After a sore throat during her 15-week infection, researchers showed that the woman had been shedding infectious SARS-CoV-2 particles for 70 days. Some of its genetic material was also detected for 105 days when it tested positive for the first time.

We have to be careful here to distinguish between infectious viral particles and the results of a clinical trial that detects viral RNA shears. Crucially, the researchers in this study actually isolated SARS-CoV-2 from some swab samples – day 70 included – to test whether the virus collected was able to replicate cells developed in the laboratory , Which it was.

“This indicates that, most likely, the infectious virus transmitted by the patient will still be able to establish a productive infection in contacts upon transmission,” the researchers wrote.

SARS-CoV-2 in laboratory grown cellsSARS-CoV-2 particles are obtained from the throat of the woman and are cultured in laboratory-developed cells. (NIAID-RML)

Additionally, once doctors were informed of the woman’s case, they also quickly identified it as an opportunity to study how SARS-CoV-2 might have developed during such a long transition.

Researchers sequenced the virus’s genetic material from various samples to see how it specifically changed when the SARS-CoV-2 virus roamed the woman’s body. Different viral variants became more effective at certain times, but turnover was higher and no one was stuck.

Experiments with isolated viruses in laboratory-developed cells also revealed that these genetic changes did not affect how fast the virus repeats.

Although these are some valuable insights, more research needs to be done.

The authors of the study wrote that understanding the mechanisms of the continuation and eventual clearance of SARS-CoV-2 viruses would be necessary to provide appropriate treatment and prevent infection, as infectious infections and long-lasting SARS-CoV-2 Occur frequently. His paper.

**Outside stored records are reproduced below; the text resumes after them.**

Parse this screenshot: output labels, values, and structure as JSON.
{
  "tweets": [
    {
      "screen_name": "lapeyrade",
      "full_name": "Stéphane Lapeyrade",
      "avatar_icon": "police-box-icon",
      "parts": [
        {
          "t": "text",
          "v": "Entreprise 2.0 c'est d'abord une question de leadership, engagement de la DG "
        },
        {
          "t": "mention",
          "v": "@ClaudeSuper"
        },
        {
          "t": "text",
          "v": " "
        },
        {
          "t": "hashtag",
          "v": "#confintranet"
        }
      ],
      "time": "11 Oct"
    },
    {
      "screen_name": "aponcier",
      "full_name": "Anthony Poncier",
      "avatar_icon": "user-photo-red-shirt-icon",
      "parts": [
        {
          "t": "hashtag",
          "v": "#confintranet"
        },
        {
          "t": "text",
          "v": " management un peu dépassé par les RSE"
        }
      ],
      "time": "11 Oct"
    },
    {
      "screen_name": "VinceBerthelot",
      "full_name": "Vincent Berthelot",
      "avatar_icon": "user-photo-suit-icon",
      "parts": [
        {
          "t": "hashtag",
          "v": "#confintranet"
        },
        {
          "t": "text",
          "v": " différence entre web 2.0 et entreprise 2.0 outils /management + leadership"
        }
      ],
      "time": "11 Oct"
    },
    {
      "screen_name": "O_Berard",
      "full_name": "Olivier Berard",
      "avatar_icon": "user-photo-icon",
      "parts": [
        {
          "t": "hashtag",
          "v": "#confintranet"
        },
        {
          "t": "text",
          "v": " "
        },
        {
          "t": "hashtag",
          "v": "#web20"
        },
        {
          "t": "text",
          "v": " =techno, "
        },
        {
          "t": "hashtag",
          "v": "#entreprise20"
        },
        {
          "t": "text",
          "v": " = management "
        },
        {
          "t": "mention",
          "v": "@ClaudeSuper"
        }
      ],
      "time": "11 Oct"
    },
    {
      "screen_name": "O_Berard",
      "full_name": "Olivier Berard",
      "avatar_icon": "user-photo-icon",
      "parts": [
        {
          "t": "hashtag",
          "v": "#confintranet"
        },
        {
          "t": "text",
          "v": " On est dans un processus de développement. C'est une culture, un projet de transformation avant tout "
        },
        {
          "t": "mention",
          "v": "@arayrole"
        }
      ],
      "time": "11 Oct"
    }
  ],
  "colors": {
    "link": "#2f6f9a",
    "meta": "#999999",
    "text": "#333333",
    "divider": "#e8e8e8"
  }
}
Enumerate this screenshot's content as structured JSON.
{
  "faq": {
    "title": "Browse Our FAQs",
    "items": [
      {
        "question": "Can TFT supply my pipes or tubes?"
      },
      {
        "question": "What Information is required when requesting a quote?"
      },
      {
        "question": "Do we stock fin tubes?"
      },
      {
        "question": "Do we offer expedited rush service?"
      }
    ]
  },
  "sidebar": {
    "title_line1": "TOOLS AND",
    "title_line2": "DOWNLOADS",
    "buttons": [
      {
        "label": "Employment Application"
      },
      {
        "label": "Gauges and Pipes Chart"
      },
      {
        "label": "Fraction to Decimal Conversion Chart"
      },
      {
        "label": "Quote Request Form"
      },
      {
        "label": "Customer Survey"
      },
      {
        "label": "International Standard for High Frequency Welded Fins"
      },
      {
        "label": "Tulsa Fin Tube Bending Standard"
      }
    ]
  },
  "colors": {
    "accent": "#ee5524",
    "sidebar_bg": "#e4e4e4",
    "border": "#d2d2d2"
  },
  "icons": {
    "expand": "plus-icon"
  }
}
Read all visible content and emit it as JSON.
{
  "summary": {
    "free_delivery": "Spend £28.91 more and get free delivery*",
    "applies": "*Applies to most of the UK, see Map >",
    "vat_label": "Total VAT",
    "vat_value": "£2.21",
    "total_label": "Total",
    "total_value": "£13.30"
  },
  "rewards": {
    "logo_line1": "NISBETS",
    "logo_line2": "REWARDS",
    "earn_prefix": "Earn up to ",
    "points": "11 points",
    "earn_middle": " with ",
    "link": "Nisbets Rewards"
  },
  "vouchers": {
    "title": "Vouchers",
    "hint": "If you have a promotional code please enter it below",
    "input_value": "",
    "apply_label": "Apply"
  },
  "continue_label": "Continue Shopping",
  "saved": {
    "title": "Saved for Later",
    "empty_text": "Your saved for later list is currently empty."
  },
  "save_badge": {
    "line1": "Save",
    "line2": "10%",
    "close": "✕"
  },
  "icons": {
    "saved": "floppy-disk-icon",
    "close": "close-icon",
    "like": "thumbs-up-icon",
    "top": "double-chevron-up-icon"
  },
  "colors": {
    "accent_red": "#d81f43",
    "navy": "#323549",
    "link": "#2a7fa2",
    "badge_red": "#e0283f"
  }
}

And yes, this is a single case study, so we cannot make any generalizations about persistent viral shedding in people with other immuno-compromising conditions, or how effective it is as an effective treatment for COVID-19, This study is for the authors.

However, it is, “according to the medical research team, the longest case of anyone being actively infected with SARS-CoV-2 is asymptomatic.” She feels that the woman remained contagious for so long because her compromising system never allowed her to react.

“We have seen similar cases with influenza and with Middle East respiratory syndrome, which is also caused by coronovirus,” said Munster. “We hope to see more reports like ours coming in the future.”

With each one, we will definitely learn more about this virus by how long it persists, and what we should do to take care of the most vulnerable people in our communities.

The study was published in the journal Cell.


Leave a Reply

Your email address will not be published.